There are problems, because its application hinges on the composition of the find. But it does an excellent job of forming a good compromise between treasure hunters and archaeologists. These metal detectors are compensated; while if there was simply a national ownership declaration, finders might be tempted to hide their discovery and sell it on the black market.

One of the local treasure Coroners, Geoff Fell stated at the treasure trove inquest in Harrogate that “Treasure cases are always interesting, but this is one of the most exciting cases that I have ever had to rule on. I’m delighted that such an important Viking hoard has been discovered in North Yorkshire.”

Michael Lewis, the deputy head of the British Museum Treasure Scheme praised the finders because “[they] resisted the temptation to tip the hoard … That gave the museum the opportunity to investigate the hoard.”

This find seems to have produced great results for everybody. Metal detecting cuts both ways. Responsible detectors like the Whelan’s can really add to the body of historical knowledge, but there are irresponsible detectors as well, as the forthcoming nighthawking (detecting at night) study to be conducted by the British Museum will reveal.

The BBC has an account here, with pictures and video. There is more detail here from 24dash. Hat tip to Cronaca.

Questions or Comments? Email me at derek.fincham@gmail.com

Night Metal Detecting Looting Britain?

Archaeologists claim so, at least in Jasper Copping’s article in the Sunday Telegraph. They claim the practice, called “nighthawking”, is destroying context in a number of protected sites. These detectors then sell the works on the internet or eBay. These claims of antiquities transactions on the internet are thrown about a great deal, but I’m aware of no concrete study or even much in the way of supporting evidence of this claim, though there are sometimes anecdotal claims which are thrown about.

It seems that English Heritage and the British Museum have commissioned a £100,000 study into the scope of the activity, which might lead to new legislation to deal with offenders.

There certainly are problems with the Dealing in Cultural Objects Offences (Act), which makes it difficult to establish wrongdoing when purchasers do not inquire into an object’s provenance. If new legislation is forthcoming, to be truly effective it needs to pinpoint the difficulty in regulating good faith purchasers, and raise the bar for the inquiry which must go into their decision to buy.
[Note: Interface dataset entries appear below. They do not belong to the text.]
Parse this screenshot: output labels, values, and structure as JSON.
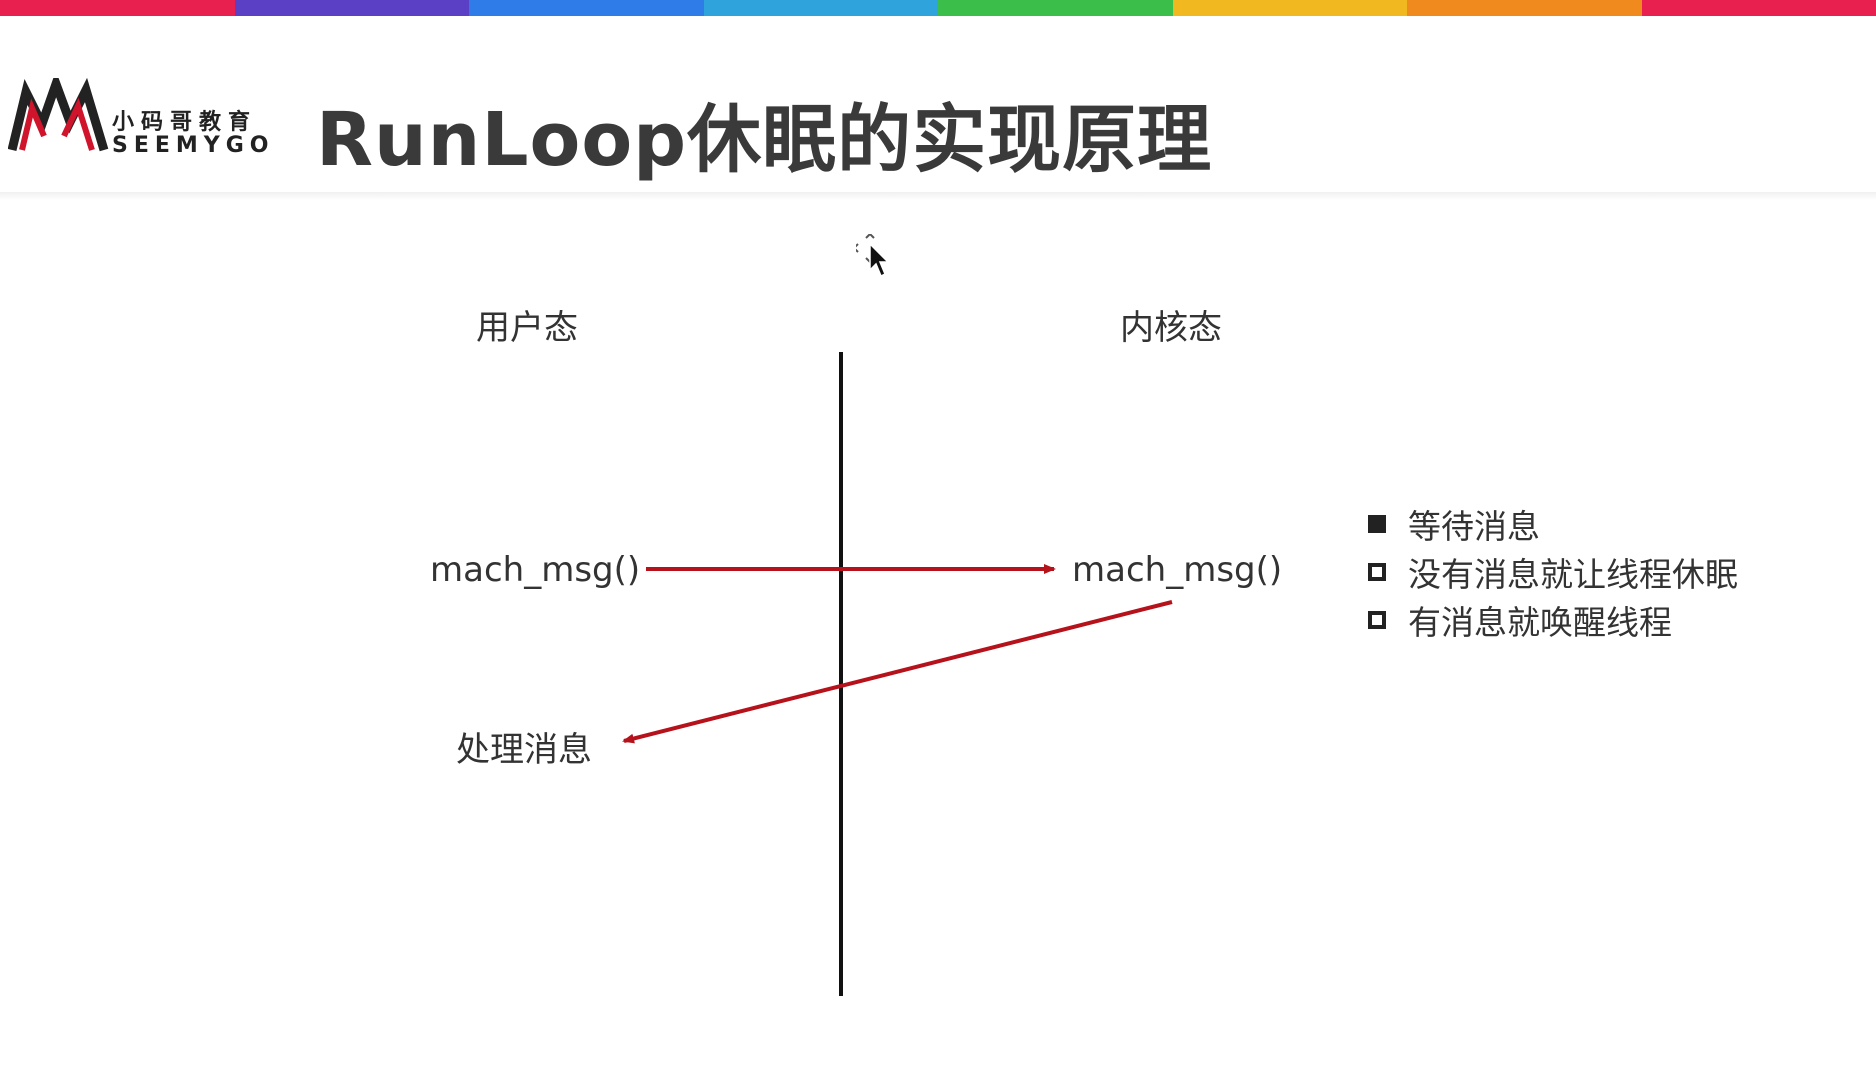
{
  "colors": {
    "rainbow": [
      "#e8204f",
      "#5b3fc4",
      "#2f7be8",
      "#2ea3dc",
      "#3bbf4a",
      "#f2b81f",
      "#f08a1e",
      "#e8204f"
    ],
    "arrow": "#b5121b",
    "axis": "#111111"
  },
  "header": {
    "logo_cn": "小码哥教育",
    "logo_en": "SEEMYGO",
    "title": "RunLoop休眠的实现原理"
  },
  "diagram": {
    "user_mode_label": "用户态",
    "kernel_mode_label": "内核态",
    "left_call": "mach_msg()",
    "right_call": "mach_msg()",
    "process_label": "处理消息"
  },
  "legend": [
    {
      "text": "等待消息",
      "checked": true
    },
    {
      "text": "没有消息就让线程休眠",
      "checked": false
    },
    {
      "text": "有消息就唤醒线程",
      "checked": false
    }
  ]
}
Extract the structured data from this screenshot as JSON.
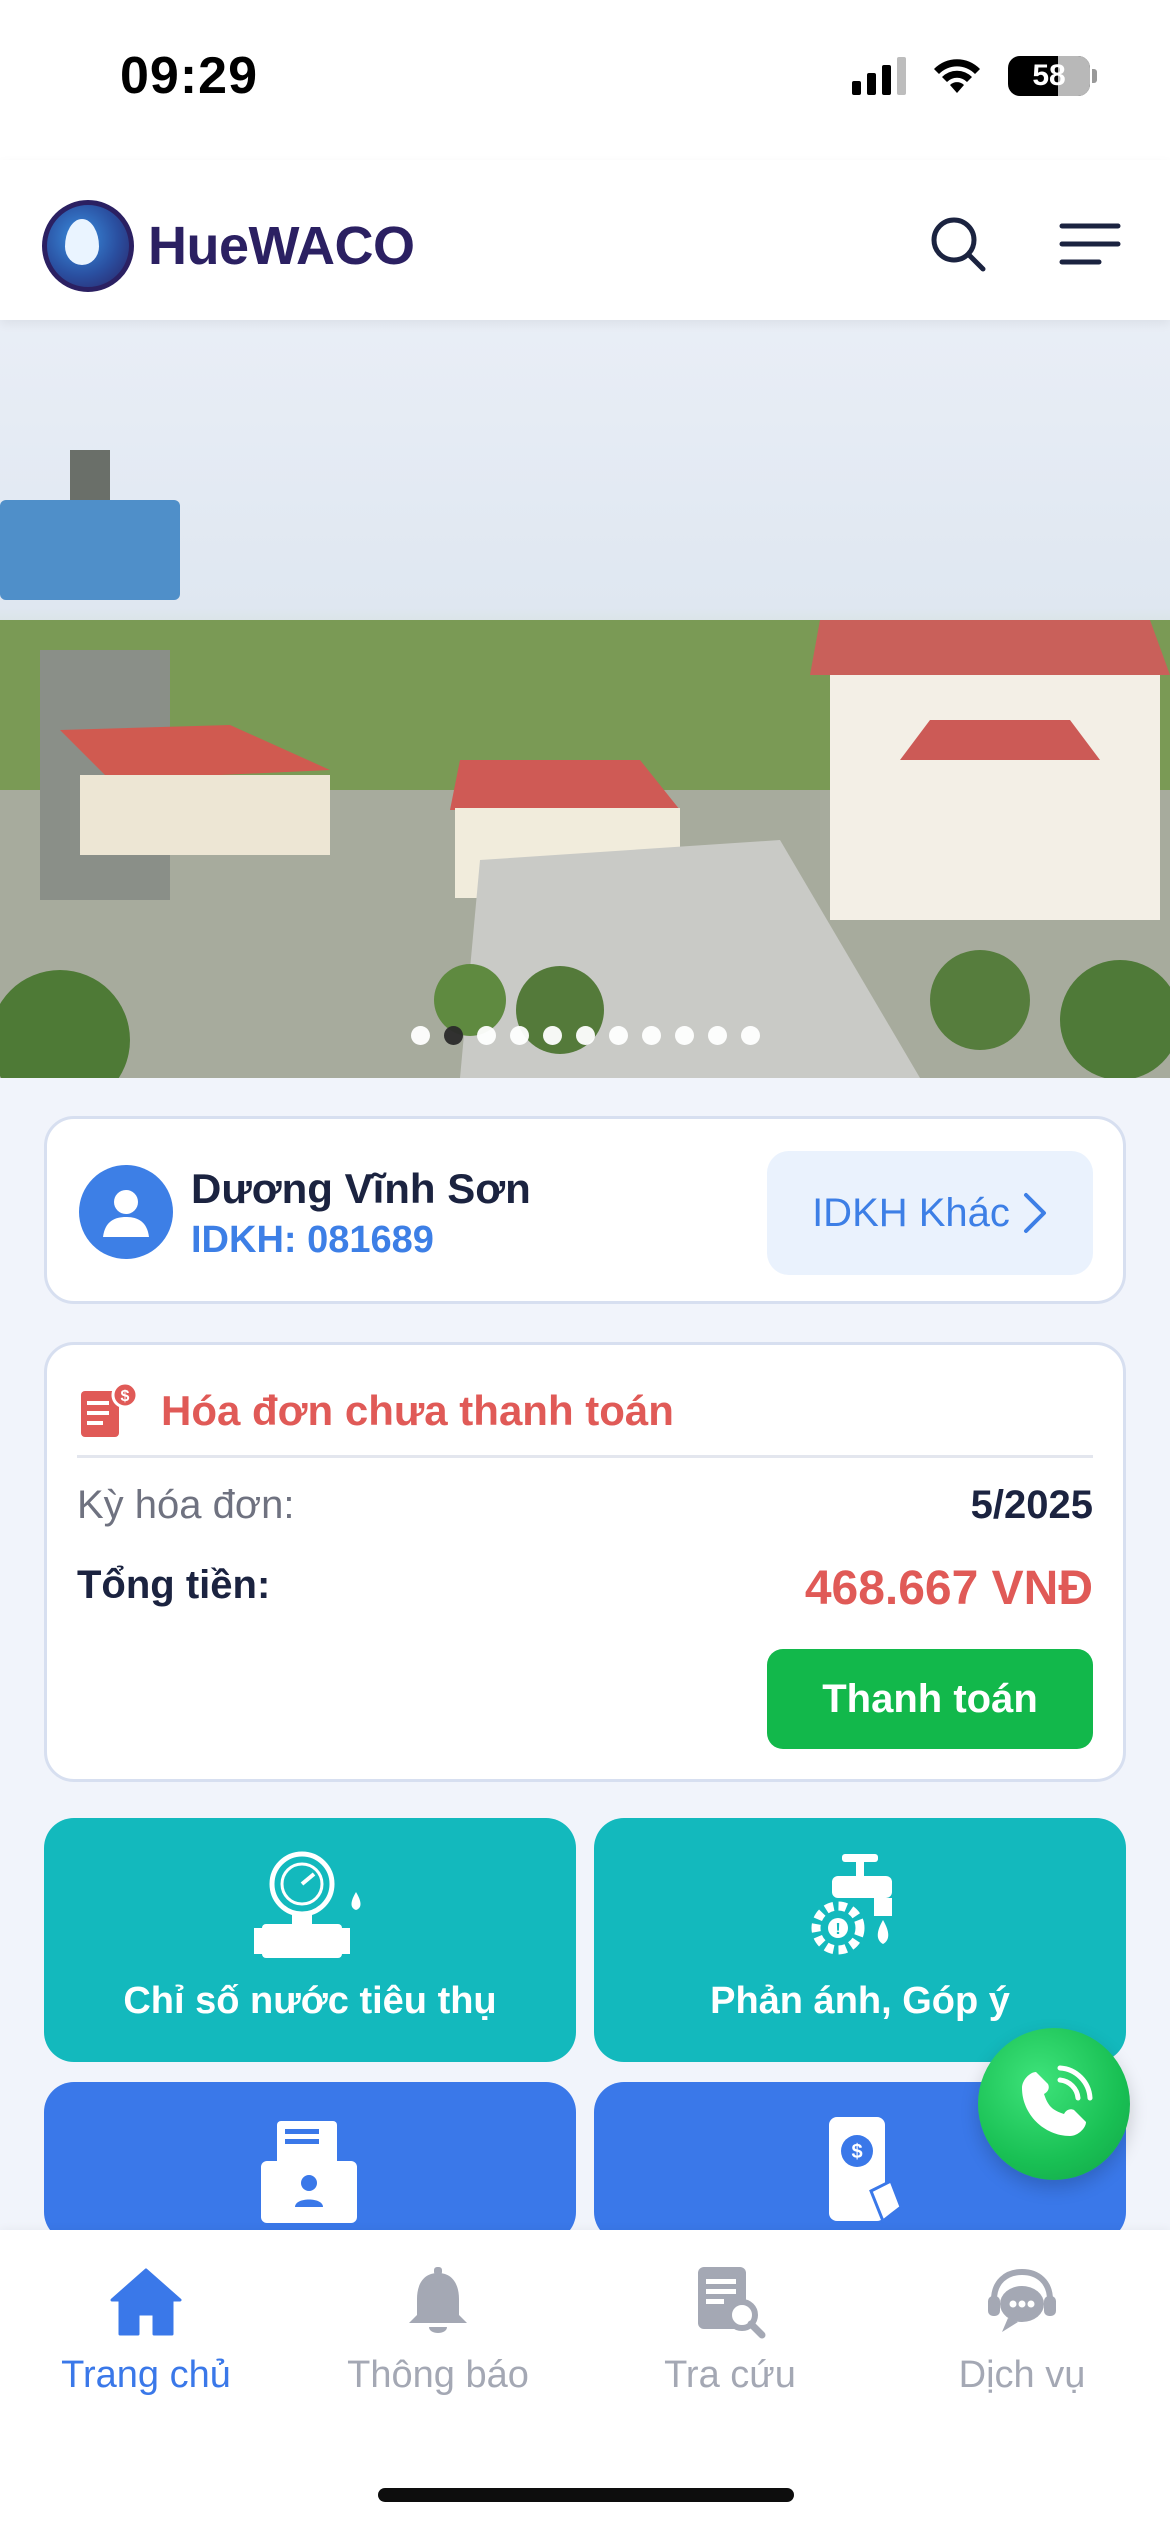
{
  "status_bar": {
    "time": "09:29",
    "battery": "58"
  },
  "header": {
    "brand": "HueWACO",
    "search_icon": "search-icon",
    "menu_icon": "menu-icon"
  },
  "banner": {
    "slide_count": 11,
    "active_index": 1
  },
  "customer": {
    "name": "Dương Vĩnh Sơn",
    "id_text": "IDKH: 081689",
    "other_id_label": "IDKH Khác"
  },
  "bill": {
    "title": "Hóa đơn chưa thanh toán",
    "period_label": "Kỳ hóa đơn:",
    "period_value": "5/2025",
    "total_label": "Tổng tiền:",
    "total_value": "468.667 VNĐ",
    "pay_label": "Thanh toán",
    "accent": "#e05a57",
    "pay_color": "#12b84b"
  },
  "tiles": [
    {
      "label": "Chỉ số nước tiêu thụ",
      "icon": "water-meter-icon",
      "color": "#13b9bd"
    },
    {
      "label": "Phản ánh, Góp ý",
      "icon": "faucet-gear-icon",
      "color": "#13b9bd"
    },
    {
      "label": "",
      "icon": "customer-documents-icon",
      "color": "#3a78e9"
    },
    {
      "label": "",
      "icon": "mobile-payment-icon",
      "color": "#3a78e9"
    }
  ],
  "tabs": [
    {
      "label": "Trang chủ",
      "icon": "home-icon",
      "active": true
    },
    {
      "label": "Thông báo",
      "icon": "bell-icon",
      "active": false
    },
    {
      "label": "Tra cứu",
      "icon": "document-search-icon",
      "active": false
    },
    {
      "label": "Dịch vụ",
      "icon": "support-chat-icon",
      "active": false
    }
  ]
}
The nighthawking problem does reveal why protecting rural and historic sites can be so difficult. The Treasure Act has problems to be sure, but I have argued that it is a good and pragmatic compromise between archaeologists and antiquities collectors. When qualifying treasure is found under the Treasure Act (which applies only to England and Wales), finders are required by law to report the finds, and are rewarded for doing so. The forthcoming study will be interesting, and the actions by these unscrupulous detectors may run the risk of destroying the delicate compromise which the Treasure Act has created.

Questions or Comments? Email me at derek.fincham@gmail.com